** DATA FOR PROCESSING follows **
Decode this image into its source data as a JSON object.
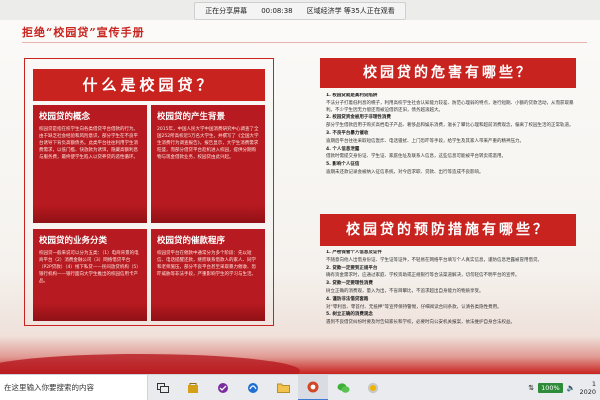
{
  "share_bar": {
    "status": "正在分享屏幕",
    "time": "00:08:38",
    "channel": "区域经济学",
    "viewers": "等35人正在观看"
  },
  "doc": {
    "title": "拒绝“校园贷”宣传手册",
    "left_panel": {
      "title": "什么是校园贷？",
      "cards": [
        {
          "heading": "校园贷的概念",
          "body": "校园贷是指在校学生向各类借贷平台借款的行为。由于缺乏社会经验和风险意识，部分学生在不良平台诱导下背负高额债务。此类平台往往利用学生消费需求，以低门槛、快放款为诱饵，隐藏高额利息与服务费，最终使学生陷入以贷养贷的恶性循环。"
        },
        {
          "heading": "校园贷的产生背景",
          "body": "2015年，中国人民大学中国消费研究中心调查了全国252所高校近5万名大学生，并撰写了《全国大学生消费行为调查报告》。报告显示，大学生消费需求旺盛，而部分借贷平台趁机进入校园，提供分期购物与现金借款业务，校园贷由此兴起。"
        },
        {
          "heading": "校园贷的业务分类",
          "body": "校园贷一般来说可以分为五类：（1）电商背景的电商平台（2）消费金融公司（3）网络借贷平台（P2P贷款）（4）线下私贷——民间放贷机构（5）银行机构——银行面向大学生推出的校园信用卡产品。"
        },
        {
          "heading": "校园贷的催款程序",
          "body": "校园贷平台在催款中通常分为多个阶段：先以短信、电话提醒还款，继而联系借款人的家人、同学和老师施压，部分不良平台甚至采取暴力催收、恐吓威胁等非法手段，严重影响学生的学习与生活。"
        }
      ]
    },
    "harms": {
      "title": "校园贷的危害有哪些？",
      "items": [
        "1. 校园贷就是高利贷陷阱",
        "不法分子打着低利息的幌子，利用高校学生社会认知能力较差、防范心理弱的特点，进行短期、小额的贷款活动，从而获取暴利。不少学生因无力偿还而被迫借新还旧，债务越滚越大。",
        "2. 校园贷资金被用于非理性消费",
        "部分学生借款后用于购买高档电子产品、奢侈品和娱乐消费，滋长了攀比心理和超前消费观念，偏离了校园生活的正常轨道。",
        "3. 不良平台暴力催收",
        "逾期后平台往往采取短信轰炸、电话骚扰、上门恐吓等手段，给学生及其家人带来严重的精神压力。",
        "4. 个人信息泄露",
        "借款时需提交身份证、学生证、家庭住址及联系人信息，这些信息可能被平台转卖或滥用。",
        "5. 影响个人征信",
        "逾期未还款记录会被纳入征信系统，对今后求职、贷款、出行等造成不良影响。"
      ]
    },
    "prevention": {
      "title": "校园贷的预防措施有哪些？",
      "items": [
        "1. 严密保管个人信息及证件",
        "不随意向他人出借身份证、学生证等证件，不轻易在网络平台填写个人真实信息，谨防信息泄露被冒用借贷。",
        "2. 贷款一定要到正规平台",
        "确有资金需求时，应通过家庭、学校资助或正规银行等合法渠道解决，切勿轻信不明平台的宣传。",
        "3. 贷款一定要理性消费",
        "树立正确的消费观，量入为出，不盲目攀比，不追求超出自身能力的物质享受。",
        "4. 谨防非法借贷套路",
        "对“零利息、零首付、无抵押”等宣传保持警惕，仔细阅读合同条款，认清各类隐性费用。",
        "5. 树立正确的消费观念",
        "遇到不良借贷纠纷时要及时告知家长和学校，必要时向公安机关报案，依法维护自身合法权益。"
      ]
    }
  },
  "taskbar": {
    "search_placeholder": "在这里输入你要搜索的内容",
    "battery": "100%",
    "time": "1",
    "date": "2020"
  }
}
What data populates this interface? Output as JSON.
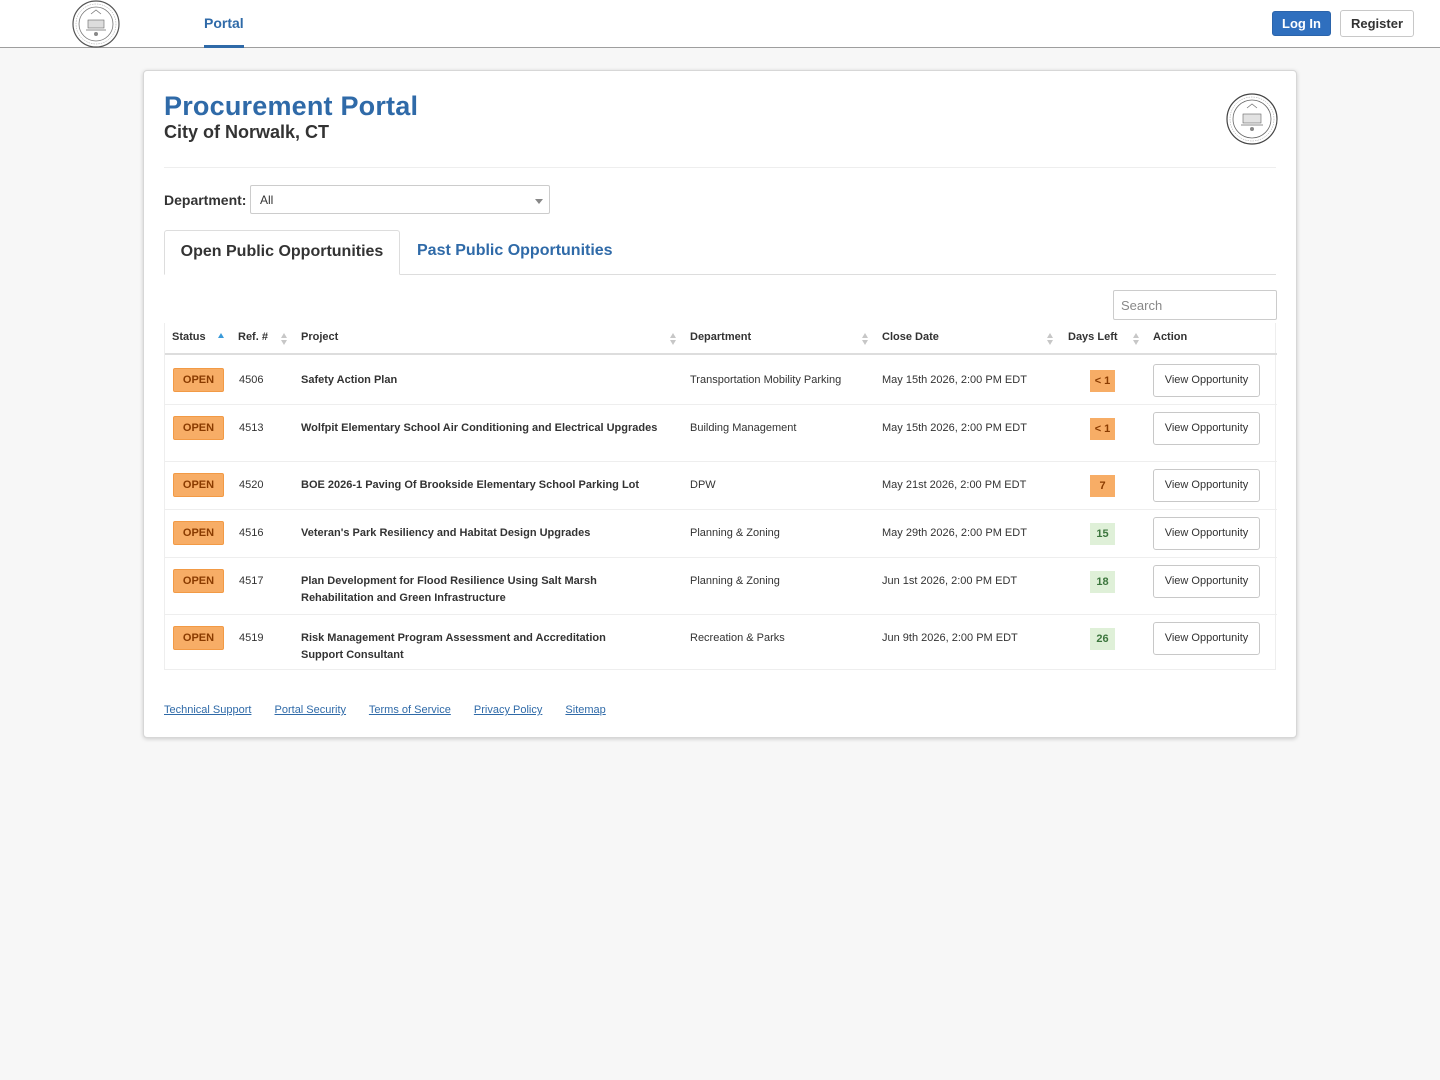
{
  "header": {
    "nav_portal": "Portal",
    "login_label": "Log In",
    "register_label": "Register"
  },
  "page": {
    "title": "Procurement Portal",
    "subtitle": "City of Norwalk, CT"
  },
  "filter": {
    "department_label": "Department:",
    "department_value": "All"
  },
  "tabs": {
    "open": "Open Public Opportunities",
    "past": "Past Public Opportunities"
  },
  "search": {
    "placeholder": "Search"
  },
  "table": {
    "headers": {
      "status": "Status",
      "ref": "Ref. #",
      "project": "Project",
      "department": "Department",
      "close_date": "Close Date",
      "days_left": "Days Left",
      "action": "Action"
    },
    "rows": [
      {
        "status": "OPEN",
        "ref": "4506",
        "project": "Safety Action Plan",
        "department": "Transportation Mobility Parking",
        "close_date": "May 15th 2026, 2:00 PM EDT",
        "days_left": "< 1",
        "action": "View Opportunity"
      },
      {
        "status": "OPEN",
        "ref": "4513",
        "project": "Wolfpit Elementary School Air Conditioning and Electrical Upgrades",
        "department": "Building Management",
        "close_date": "May 15th 2026, 2:00 PM EDT",
        "days_left": "< 1",
        "action": "View Opportunity"
      },
      {
        "status": "OPEN",
        "ref": "4520",
        "project": "BOE 2026-1 Paving Of Brookside Elementary School Parking Lot",
        "department": "DPW",
        "close_date": "May 21st 2026, 2:00 PM EDT",
        "days_left": "7",
        "action": "View Opportunity"
      },
      {
        "status": "OPEN",
        "ref": "4516",
        "project": "Veteran's Park Resiliency and Habitat Design Upgrades",
        "department": "Planning & Zoning",
        "close_date": "May 29th 2026, 2:00 PM EDT",
        "days_left": "15",
        "action": "View Opportunity"
      },
      {
        "status": "OPEN",
        "ref": "4517",
        "project": "Plan Development for Flood Resilience Using Salt Marsh Rehabilitation and Green Infrastructure",
        "department": "Planning & Zoning",
        "close_date": "Jun 1st 2026, 2:00 PM EDT",
        "days_left": "18",
        "action": "View Opportunity"
      },
      {
        "status": "OPEN",
        "ref": "4519",
        "project": "Risk Management Program Assessment and Accreditation Support Consultant",
        "department": "Recreation & Parks",
        "close_date": "Jun 9th 2026, 2:00 PM EDT",
        "days_left": "26",
        "action": "View Opportunity"
      }
    ]
  },
  "footer": {
    "links": [
      "Technical Support",
      "Portal Security",
      "Terms of Service",
      "Privacy Policy",
      "Sitemap"
    ]
  },
  "icons": {
    "header_logo": "city-seal-icon",
    "card_logo": "city-seal-icon",
    "sort": "sort-caret-icon"
  },
  "colors": {
    "brand_blue": "#2f6aa8",
    "open_badge": "#f7ad66",
    "days_ok": "#dff0d8"
  }
}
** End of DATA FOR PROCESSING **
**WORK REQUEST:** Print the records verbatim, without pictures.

**RESPONSE TO THIS EXERCISE:**
Decode this image into its source data as a JSON object.
{
  "share_bar": {
    "status": "正在分享屏幕",
    "time": "00:08:38",
    "channel": "区域经济学",
    "viewers": "等35人正在观看"
  },
  "doc": {
    "title": "拒绝“校园贷”宣传手册",
    "left_panel": {
      "title": "什么是校园贷？",
      "cards": [
        {
          "heading": "校园贷的概念",
          "body": "校园贷是指在校学生向各类借贷平台借款的行为。由于缺乏社会经验和风险意识，部分学生在不良平台诱导下背负高额债务。此类平台往往利用学生消费需求，以低门槛、快放款为诱饵，隐藏高额利息与服务费，最终使学生陷入以贷养贷的恶性循环。"
        },
        {
          "heading": "校园贷的产生背景",
          "body": "2015年，中国人民大学中国消费研究中心调查了全国252所高校近5万名大学生，并撰写了《全国大学生消费行为调查报告》。报告显示，大学生消费需求旺盛，而部分借贷平台趁机进入校园，提供分期购物与现金借款业务，校园贷由此兴起。"
        },
        {
          "heading": "校园贷的业务分类",
          "body": "校园贷一般来说可以分为五类：（1）电商背景的电商平台（2）消费金融公司（3）网络借贷平台（P2P贷款）（4）线下私贷——民间放贷机构（5）银行机构——银行面向大学生推出的校园信用卡产品。"
        },
        {
          "heading": "校园贷的催款程序",
          "body": "校园贷平台在催款中通常分为多个阶段：先以短信、电话提醒还款，继而联系借款人的家人、同学和老师施压，部分不良平台甚至采取暴力催收、恐吓威胁等非法手段，严重影响学生的学习与生活。"
        }
      ]
    },
    "harms": {
      "title": "校园贷的危害有哪些？",
      "items": [
        "1. 校园贷就是高利贷陷阱",
        "不法分子打着低利息的幌子，利用高校学生社会认知能力较差、防范心理弱的特点，进行短期、小额的贷款活动，从而获取暴利。不少学生因无力偿还而被迫借新还旧，债务越滚越大。",
        "2. 校园贷资金被用于非理性消费",
        "部分学生借款后用于购买高档电子产品、奢侈品和娱乐消费，滋长了攀比心理和超前消费观念，偏离了校园生活的正常轨道。",
        "3. 不良平台暴力催收",
        "逾期后平台往往采取短信轰炸、电话骚扰、上门恐吓等手段，给学生及其家人带来严重的精神压力。",
        "4. 个人信息泄露",
        "借款时需提交身份证、学生证、家庭住址及联系人信息，这些信息可能被平台转卖或滥用。",
        "5. 影响个人征信",
        "逾期未还款记录会被纳入征信系统，对今后求职、贷款、出行等造成不良影响。"
      ]
    },
    "prevention": {
      "title": "校园贷的预防措施有哪些？",
      "items": [
        "1. 严密保管个人信息及证件",
        "不随意向他人出借身份证、学生证等证件，不轻易在网络平台填写个人真实信息，谨防信息泄露被冒用借贷。",
        "2. 贷款一定要到正规平台",
        "确有资金需求时，应通过家庭、学校资助或正规银行等合法渠道解决，切勿轻信不明平台的宣传。",
        "3. 贷款一定要理性消费",
        "树立正确的消费观，量入为出，不盲目攀比，不追求超出自身能力的物质享受。",
        "4. 谨防非法借贷套路",
        "对“零利息、零首付、无抵押”等宣传保持警惕，仔细阅读合同条款，认清各类隐性费用。",
        "5. 树立正确的消费观念",
        "遇到不良借贷纠纷时要及时告知家长和学校，必要时向公安机关报案，依法维护自身合法权益。"
      ]
    }
  },
  "taskbar": {
    "search_placeholder": "在这里输入你要搜索的内容",
    "battery": "100%",
    "time": "1",
    "date": "2020"
  }
}
What data populates this interface? Output as JSON.
{
  "header": {
    "nav_portal": "Portal",
    "login_label": "Log In",
    "register_label": "Register"
  },
  "page": {
    "title": "Procurement Portal",
    "subtitle": "City of Norwalk, CT"
  },
  "filter": {
    "department_label": "Department:",
    "department_value": "All"
  },
  "tabs": {
    "open": "Open Public Opportunities",
    "past": "Past Public Opportunities"
  },
  "search": {
    "placeholder": "Search"
  },
  "table": {
    "headers": {
      "status": "Status",
      "ref": "Ref. #",
      "project": "Project",
      "department": "Department",
      "close_date": "Close Date",
      "days_left": "Days Left",
      "action": "Action"
    },
    "rows": [
      {
        "status": "OPEN",
        "ref": "4506",
        "project": "Safety Action Plan",
        "department": "Transportation Mobility Parking",
        "close_date": "May 15th 2026, 2:00 PM EDT",
        "days_left": "< 1",
        "action": "View Opportunity"
      },
      {
        "status": "OPEN",
        "ref": "4513",
        "project": "Wolfpit Elementary School Air Conditioning and Electrical Upgrades",
        "department": "Building Management",
        "close_date": "May 15th 2026, 2:00 PM EDT",
        "days_left": "< 1",
        "action": "View Opportunity"
      },
      {
        "status": "OPEN",
        "ref": "4520",
        "project": "BOE 2026-1 Paving Of Brookside Elementary School Parking Lot",
        "department": "DPW",
        "close_date": "May 21st 2026, 2:00 PM EDT",
        "days_left": "7",
        "action": "View Opportunity"
      },
      {
        "status": "OPEN",
        "ref": "4516",
        "project": "Veteran's Park Resiliency and Habitat Design Upgrades",
        "department": "Planning & Zoning",
        "close_date": "May 29th 2026, 2:00 PM EDT",
        "days_left": "15",
        "action": "View Opportunity"
      },
      {
        "status": "OPEN",
        "ref": "4517",
        "project": "Plan Development for Flood Resilience Using Salt Marsh Rehabilitation and Green Infrastructure",
        "department": "Planning & Zoning",
        "close_date": "Jun 1st 2026, 2:00 PM EDT",
        "days_left": "18",
        "action": "View Opportunity"
      },
      {
        "status": "OPEN",
        "ref": "4519",
        "project": "Risk Management Program Assessment and Accreditation Support Consultant",
        "department": "Recreation & Parks",
        "close_date": "Jun 9th 2026, 2:00 PM EDT",
        "days_left": "26",
        "action": "View Opportunity"
      }
    ]
  },
  "footer": {
    "links": [
      "Technical Support",
      "Portal Security",
      "Terms of Service",
      "Privacy Policy",
      "Sitemap"
    ]
  },
  "icons": {
    "header_logo": "city-seal-icon",
    "card_logo": "city-seal-icon",
    "sort": "sort-caret-icon"
  },
  "colors": {
    "brand_blue": "#2f6aa8",
    "open_badge": "#f7ad66",
    "days_ok": "#dff0d8"
  }
}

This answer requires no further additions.